*Task details*.
Find the lines of the material below that include the string "your", then copy each one.
- Opening Delimiter -
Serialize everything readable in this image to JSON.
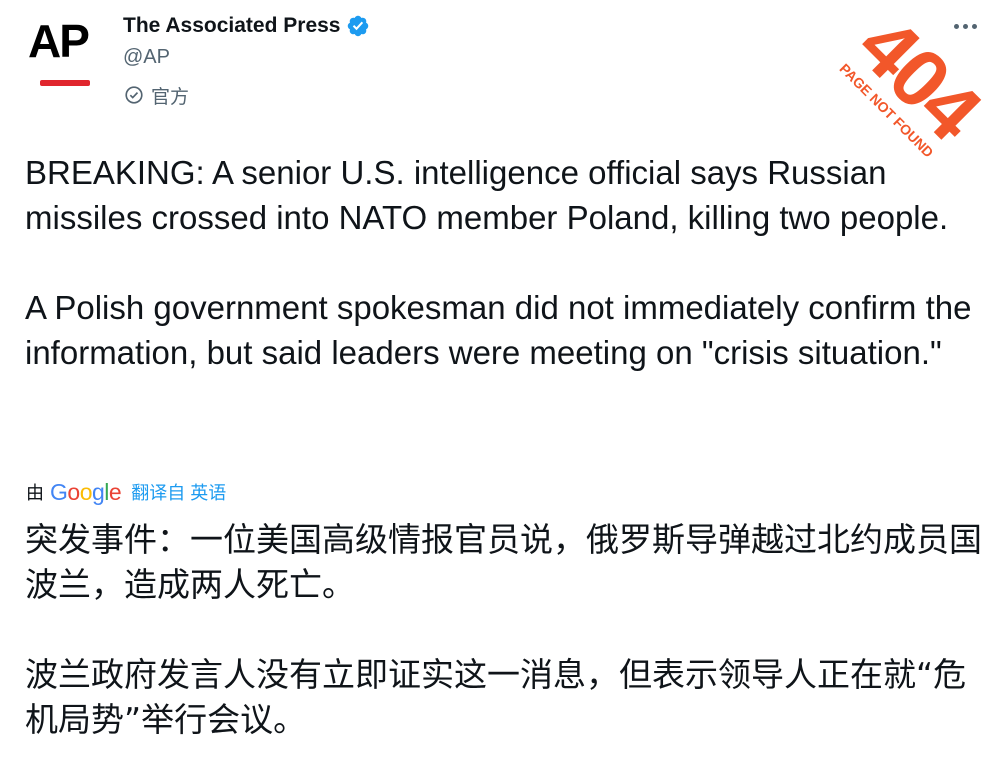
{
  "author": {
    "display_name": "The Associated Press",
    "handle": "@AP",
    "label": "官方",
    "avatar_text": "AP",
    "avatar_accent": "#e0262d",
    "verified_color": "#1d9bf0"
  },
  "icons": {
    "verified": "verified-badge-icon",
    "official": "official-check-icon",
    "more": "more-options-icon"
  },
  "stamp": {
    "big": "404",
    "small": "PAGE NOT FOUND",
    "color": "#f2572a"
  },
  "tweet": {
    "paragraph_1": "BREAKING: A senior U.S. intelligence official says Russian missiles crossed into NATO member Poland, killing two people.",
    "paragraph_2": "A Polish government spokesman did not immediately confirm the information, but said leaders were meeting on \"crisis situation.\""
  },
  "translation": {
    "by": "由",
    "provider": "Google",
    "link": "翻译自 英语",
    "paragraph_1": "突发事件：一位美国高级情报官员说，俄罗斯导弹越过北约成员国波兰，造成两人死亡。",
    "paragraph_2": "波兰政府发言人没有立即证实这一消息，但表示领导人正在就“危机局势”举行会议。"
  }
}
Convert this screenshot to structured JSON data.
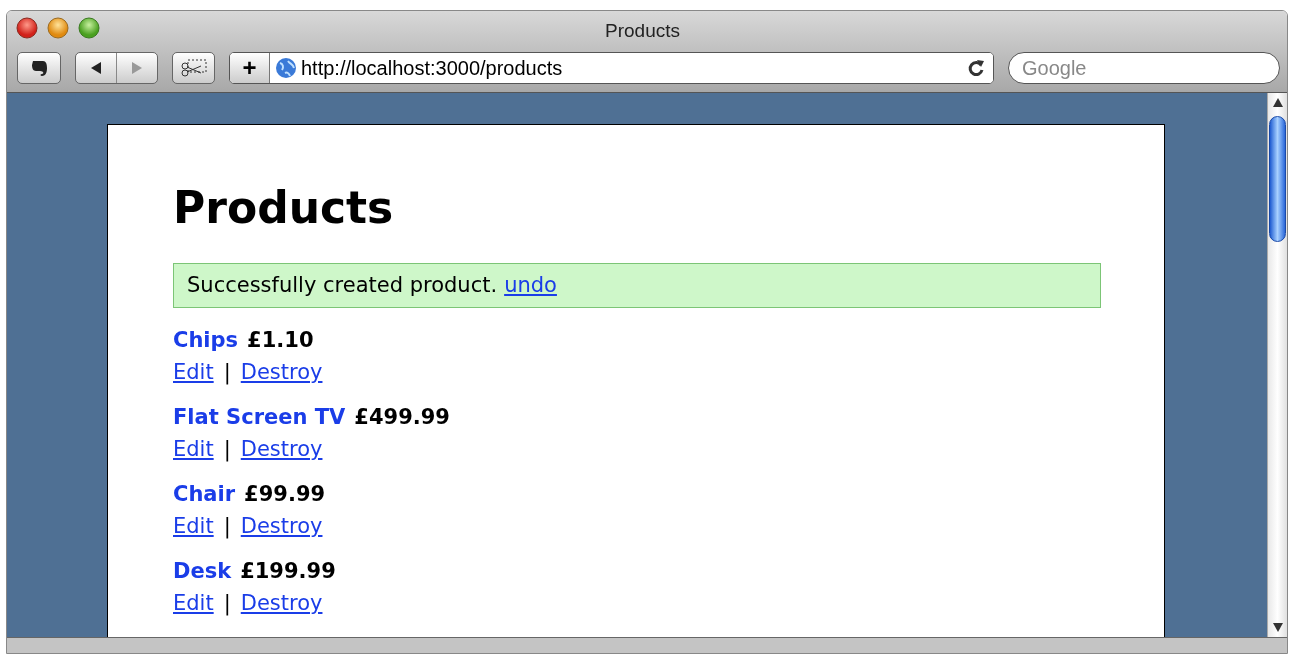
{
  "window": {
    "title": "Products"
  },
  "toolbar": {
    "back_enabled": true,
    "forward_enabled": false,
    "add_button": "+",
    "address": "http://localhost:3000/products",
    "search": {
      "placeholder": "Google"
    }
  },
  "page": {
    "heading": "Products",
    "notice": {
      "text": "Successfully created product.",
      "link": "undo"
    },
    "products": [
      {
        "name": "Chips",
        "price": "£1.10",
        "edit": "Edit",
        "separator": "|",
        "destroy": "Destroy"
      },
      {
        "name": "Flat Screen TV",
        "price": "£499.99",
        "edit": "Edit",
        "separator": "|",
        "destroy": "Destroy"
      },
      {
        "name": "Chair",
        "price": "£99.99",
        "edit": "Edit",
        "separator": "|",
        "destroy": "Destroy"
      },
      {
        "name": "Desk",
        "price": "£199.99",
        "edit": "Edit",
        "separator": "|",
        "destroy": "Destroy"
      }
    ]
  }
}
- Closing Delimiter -
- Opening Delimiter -
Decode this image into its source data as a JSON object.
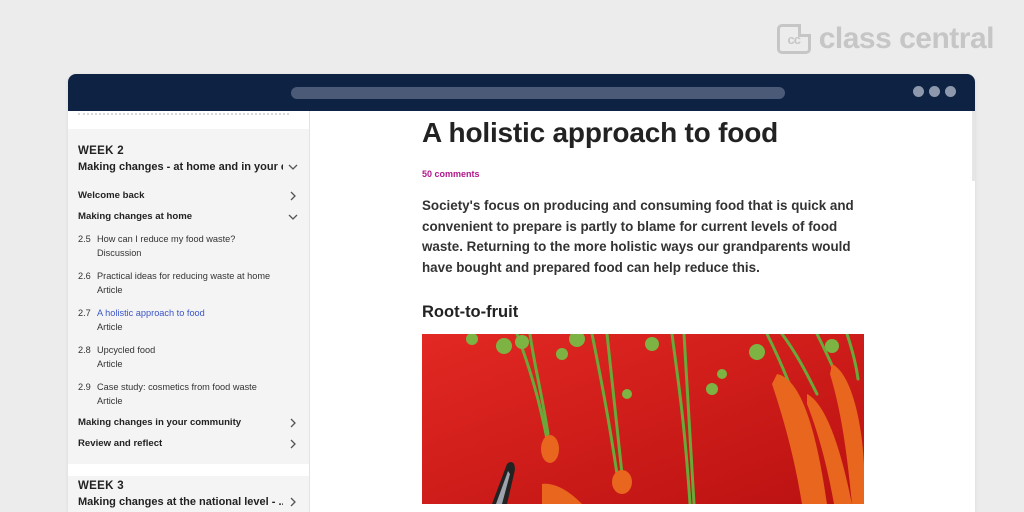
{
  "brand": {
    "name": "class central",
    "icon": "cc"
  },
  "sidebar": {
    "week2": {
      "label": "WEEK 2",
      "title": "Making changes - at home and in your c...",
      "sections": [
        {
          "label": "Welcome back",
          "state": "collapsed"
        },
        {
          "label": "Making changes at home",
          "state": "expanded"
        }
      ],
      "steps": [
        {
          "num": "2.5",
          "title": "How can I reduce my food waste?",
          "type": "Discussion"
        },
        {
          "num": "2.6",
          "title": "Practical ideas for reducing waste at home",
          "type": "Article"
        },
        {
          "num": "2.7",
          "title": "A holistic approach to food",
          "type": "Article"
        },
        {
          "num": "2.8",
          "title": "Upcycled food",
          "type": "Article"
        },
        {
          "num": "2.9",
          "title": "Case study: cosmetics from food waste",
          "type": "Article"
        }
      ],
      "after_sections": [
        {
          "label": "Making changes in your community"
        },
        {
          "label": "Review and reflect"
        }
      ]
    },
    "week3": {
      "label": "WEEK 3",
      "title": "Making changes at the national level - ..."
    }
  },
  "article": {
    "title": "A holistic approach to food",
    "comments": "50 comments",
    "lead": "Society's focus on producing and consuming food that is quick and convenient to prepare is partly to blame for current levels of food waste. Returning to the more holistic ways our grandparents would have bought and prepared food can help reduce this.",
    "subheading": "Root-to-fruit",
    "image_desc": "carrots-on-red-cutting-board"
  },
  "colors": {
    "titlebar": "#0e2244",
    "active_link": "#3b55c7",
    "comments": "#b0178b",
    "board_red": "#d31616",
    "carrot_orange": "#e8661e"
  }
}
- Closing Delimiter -
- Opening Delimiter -
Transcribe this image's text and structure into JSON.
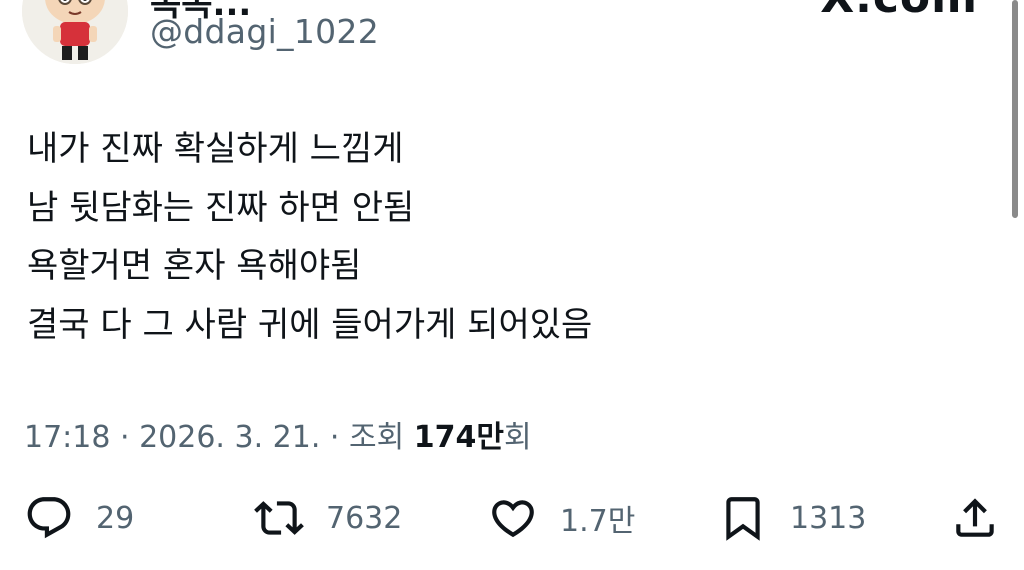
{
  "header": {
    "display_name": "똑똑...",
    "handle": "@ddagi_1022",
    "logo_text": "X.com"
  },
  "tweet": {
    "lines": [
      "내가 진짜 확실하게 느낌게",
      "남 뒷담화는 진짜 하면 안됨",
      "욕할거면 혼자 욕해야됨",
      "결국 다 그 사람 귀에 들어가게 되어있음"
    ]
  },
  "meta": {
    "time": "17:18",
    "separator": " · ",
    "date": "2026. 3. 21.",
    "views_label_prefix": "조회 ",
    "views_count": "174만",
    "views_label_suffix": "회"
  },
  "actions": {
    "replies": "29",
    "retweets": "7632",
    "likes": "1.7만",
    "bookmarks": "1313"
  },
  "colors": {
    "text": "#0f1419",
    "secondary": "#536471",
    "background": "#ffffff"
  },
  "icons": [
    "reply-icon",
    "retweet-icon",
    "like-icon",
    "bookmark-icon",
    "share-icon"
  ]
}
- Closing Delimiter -
*Answer to this task*.
      "title": "Making changes - at home and in your c...",
          "label": "Making changes in your community"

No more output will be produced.